At the same time, I had them remove a small ding in the right rear quarter panel of my 2002 S55. A door-ding type dent about 1cm in diameter (3/8"). When he was finished, he asked me to inspect the work. I said "looks great, the only evidence that remains is where the paint was scratched slightly by whatever hit the car" as I pointed to a blemish in the paint. He said "yeah, but the spot I fixed is over here" as he pointed to a spot about 2" away... My S55 is black.

I think a few $ spent letting him massage the divot out of the top of the fender and the oil tank recess will be money well spent.
W. Brian Fogarty

'12 S550 (W221)
'76 450SEL 6.9 Euro #521
'02 S55 AMG (W220) - sold
'76 450SEL 6.9 Euro #1164 - parted out

"Bond reflected that good Americans were fine people, and most of them seemed to come from Texas..." Casino Royale, Chapter V

be free

Brian,
Awesome work.
I am a Texan just starting to restore a 6.9 (#4153)
I will be following your saga and hopefully someday copying your work.
Do you have a spare Fuel heater/regulator? A friend needs one.
Jeff

wbrian63

Thanks for the cudos.

Do you have a part # for what you're asking after? I can check my stock.

Regards
W. Brian Fogarty

'12 S550 (W221)
'76 450SEL 6.9 Euro #521
'02 S55 AMG (W220) - sold
'76 450SEL 6.9 Euro #1164 - parted out

"Bond reflected that good Americans were fine people, and most of them seemed to come from Texas..." Casino Royale, Chapter V

be free

thanks
waiting on the call with that part number.

be free

part # 0 438 140 060 for a 1979 model 6.9 that has to be specific to that year.

wbrian63

That looks like a non-MB part # - maybe a Bosch reference?

MB part #'s usually start with model # (116, 123, 108, etc), followed by 47 (fuel system) followed by 4 more numbers.

I wasn't even aware that the W116's had that feature. If I find what you're talking about in EPC correctly, it's actually a fuel cooler. It's an inline heat exchanger that uses the low side of the A/C to chill the fuel before it enters the fuel distributor. The part # listed there shows 107-476-04-17, or 116-476-02-81 or 107-476-02-17, but all show 126-476-00-17 as the replacement part #.

At any rate - since my '76 model lacks such a feature, it's not something I'd have available.

Sorry.
W. Brian Fogarty

'12 S550 (W221)
'76 450SEL 6.9 Euro #521
'02 S55 AMG (W220) - sold
'76 450SEL 6.9 Euro #1164 - parted out

"Bond reflected that good Americans were fine people, and most of them seemed to come from Texas..." Casino Royale, Chapter V

be free

The part only has a Bosch number on it. What I understand the 1975-1978 has a warm up regulator with the Bosch number of 0 438 140 068 and the 1979 has a Bosch number of 0 438 140 060.

This is a part for a friend of a friend.
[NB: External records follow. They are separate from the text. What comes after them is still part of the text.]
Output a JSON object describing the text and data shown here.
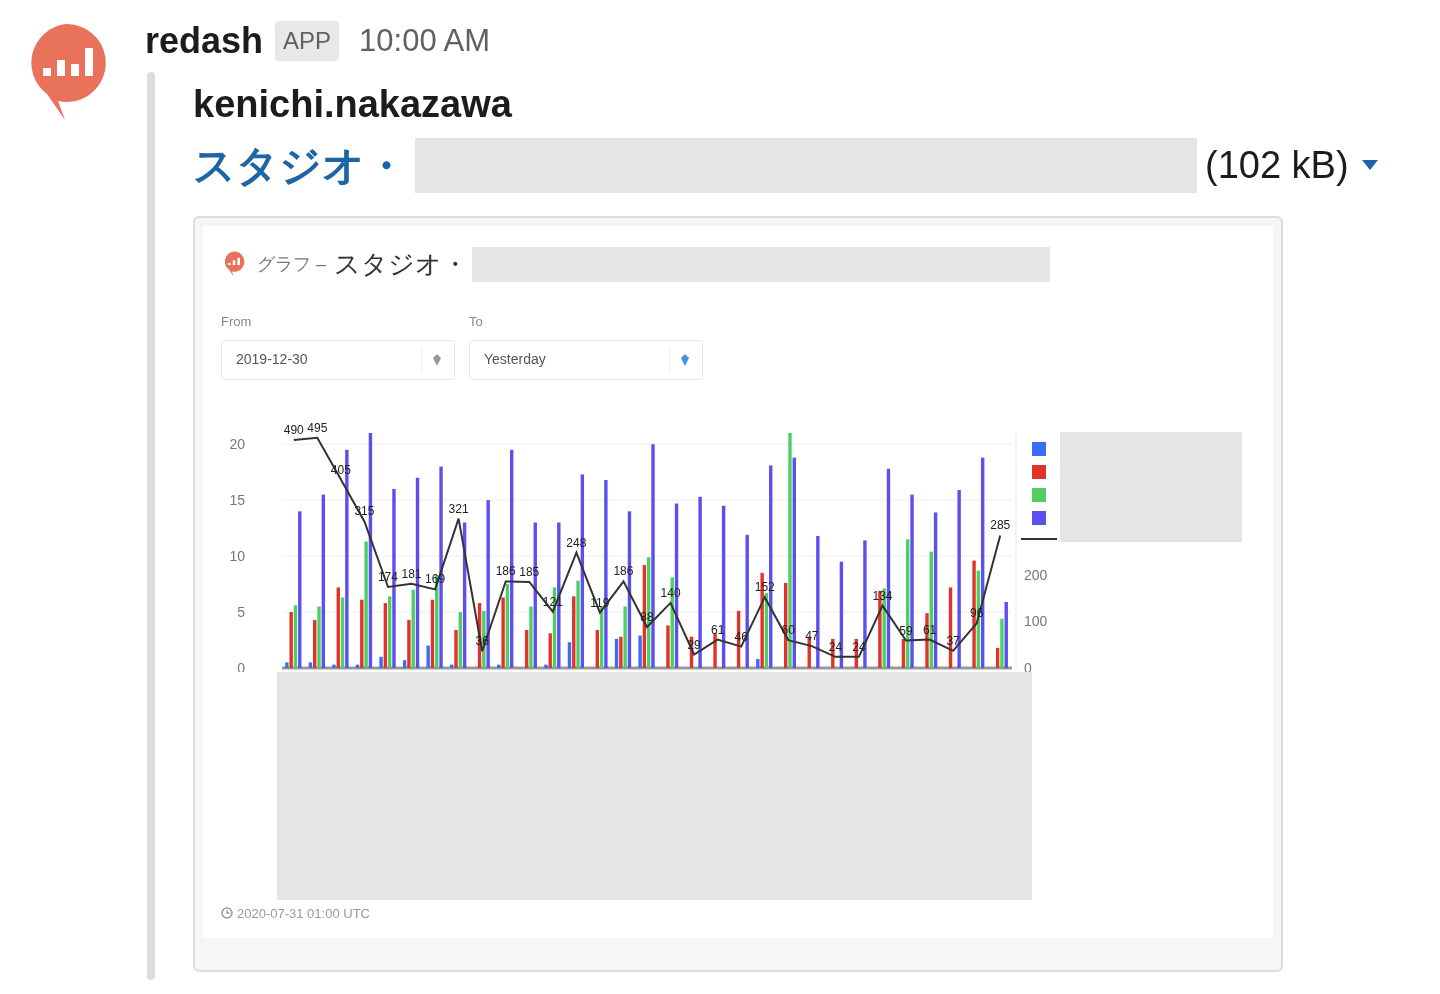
{
  "message": {
    "sender": "redash",
    "badge": "APP",
    "time": "10:00 AM",
    "author": "kenichi.nakazawa",
    "file_title": "スタジオ・",
    "file_size": "(102 kB)"
  },
  "preview": {
    "prefix": "グラフ –",
    "title": "スタジオ・",
    "filters": [
      {
        "label": "From",
        "value": "2019-12-30",
        "kind": "date"
      },
      {
        "label": "To",
        "value": "Yesterday",
        "kind": "dynamic"
      }
    ],
    "charts": [
      {
        "chart_data": {
          "type": "bar",
          "ylim": [
            0,
            21
          ],
          "yticks": [
            0,
            5,
            10,
            15,
            20
          ],
          "grid": true,
          "series": [
            {
              "color": "#3b6cf5",
              "values": [
                0.5,
                0.5,
                0.3,
                0.3,
                1,
                0.7,
                2,
                0.3,
                0,
                0.3,
                0,
                0.3,
                2.3,
                0,
                2.6,
                2.9,
                0,
                0,
                0,
                0,
                0.8,
                0,
                0,
                0,
                0,
                0,
                0,
                0,
                0,
                0,
                0
              ]
            },
            {
              "color": "#e0342b",
              "values": [
                5,
                4.3,
                7.2,
                6.1,
                5.8,
                4.3,
                6.1,
                3.4,
                5.8,
                6.3,
                3.4,
                3.1,
                6.4,
                3.4,
                2.8,
                9.2,
                3.8,
                2.8,
                3.1,
                5.1,
                8.5,
                7.6,
                2.8,
                2.6,
                2.6,
                6.9,
                2.6,
                4.9,
                7.2,
                9.6,
                1.8
              ]
            },
            {
              "color": "#4fcf62",
              "values": [
                5.6,
                5.5,
                6.3,
                11.3,
                6.4,
                7,
                8.3,
                5,
                5.1,
                7.5,
                5.5,
                7.2,
                7.8,
                5.5,
                5.5,
                9.9,
                8.1,
                0,
                0,
                0,
                6.7,
                21,
                0,
                0,
                0,
                7.1,
                11.5,
                10.4,
                0,
                8.7,
                4.4
              ]
            },
            {
              "color": "#5b4ff0",
              "values": [
                14,
                15.5,
                19.5,
                21,
                16,
                17,
                18,
                13,
                15,
                19.5,
                13,
                13,
                17.3,
                16.8,
                14,
                20,
                14.7,
                15.3,
                14.5,
                11.9,
                18.1,
                18.8,
                11.8,
                9.5,
                11.4,
                17.8,
                15.5,
                13.9,
                15.9,
                18.8,
                5.9
              ]
            }
          ]
        }
      },
      {
        "chart_data": {
          "type": "line",
          "ylim": [
            0,
            505
          ],
          "yticks": [
            0,
            100,
            200
          ],
          "data_labels": true,
          "series": [
            {
              "color": "#333333",
              "values": [
                490,
                495,
                405,
                315,
                174,
                181,
                169,
                321,
                36,
                186,
                185,
                121,
                248,
                119,
                186,
                88,
                140,
                29,
                61,
                46,
                152,
                60,
                47,
                24,
                24,
                134,
                59,
                61,
                37,
                96,
                285
              ]
            }
          ]
        }
      }
    ],
    "footer": "2020-07-31 01:00 UTC"
  }
}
I am only trying to learn and get good karma for when I am in need. I am just now entering into the 6.9 world and need all of the knowledge and help from friends as I can get.

What is your opinion on using Aviation Gasoline in the M-100 engine? My current problem is the varnished old fuel that has caused my fuel distributor to malfunction. My warm regulator may be in need of a rebuild as well.

Thanks again for your time.

wbrian63

Ah - Warm Up Regulator.

This is a topic of some reputation, what with the varying versions of that item and what version works best for which model.

There are several threads on that here on this site.

There's even a company that was making an electronic based replacement (UnwiredTools), but I don't know if it's still available.

Also - are you aware of the M-100.co website? If not, check it out. It's specifically tailored to the MB cars equipped with the venerable M-100 powerplant, the 600 Grosser, 300SEL 6.3 and the 450SEL 6.9. Good stuff over there.

Regards
W. Brian Fogarty

'12 S550 (W221)
'76 450SEL 6.9 Euro #521
'02 S55 AMG (W220) - sold
'76 450SEL 6.9 Euro #1164 - parted out

"Bond reflected that good Americans were fine people, and most of them seemed to come from Texas..." Casino Royale, Chapter V